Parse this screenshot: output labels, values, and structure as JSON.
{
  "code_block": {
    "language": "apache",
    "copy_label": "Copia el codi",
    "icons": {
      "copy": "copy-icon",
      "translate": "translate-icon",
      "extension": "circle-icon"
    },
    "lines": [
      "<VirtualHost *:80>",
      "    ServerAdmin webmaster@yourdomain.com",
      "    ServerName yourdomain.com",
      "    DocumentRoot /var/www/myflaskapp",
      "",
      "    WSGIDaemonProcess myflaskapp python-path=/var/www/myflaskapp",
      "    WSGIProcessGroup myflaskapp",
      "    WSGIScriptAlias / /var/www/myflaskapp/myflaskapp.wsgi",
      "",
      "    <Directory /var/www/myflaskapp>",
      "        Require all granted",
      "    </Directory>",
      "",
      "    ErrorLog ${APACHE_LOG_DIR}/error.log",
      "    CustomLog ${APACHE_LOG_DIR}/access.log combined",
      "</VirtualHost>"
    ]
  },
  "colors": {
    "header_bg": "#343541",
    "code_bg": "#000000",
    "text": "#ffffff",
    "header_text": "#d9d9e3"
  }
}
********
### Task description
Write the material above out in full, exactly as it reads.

### Worked solution
Parse this screenshot: output labels, values, and structure as JSON.
{
  "code_block": {
    "language": "apache",
    "copy_label": "Copia el codi",
    "icons": {
      "copy": "copy-icon",
      "translate": "translate-icon",
      "extension": "circle-icon"
    },
    "lines": [
      "<VirtualHost *:80>",
      "    ServerAdmin webmaster@yourdomain.com",
      "    ServerName yourdomain.com",
      "    DocumentRoot /var/www/myflaskapp",
      "",
      "    WSGIDaemonProcess myflaskapp python-path=/var/www/myflaskapp",
      "    WSGIProcessGroup myflaskapp",
      "    WSGIScriptAlias / /var/www/myflaskapp/myflaskapp.wsgi",
      "",
      "    <Directory /var/www/myflaskapp>",
      "        Require all granted",
      "    </Directory>",
      "",
      "    ErrorLog ${APACHE_LOG_DIR}/error.log",
      "    CustomLog ${APACHE_LOG_DIR}/access.log combined",
      "</VirtualHost>"
    ]
  },
  "colors": {
    "header_bg": "#343541",
    "code_bg": "#000000",
    "text": "#ffffff",
    "header_text": "#d9d9e3"
  }
}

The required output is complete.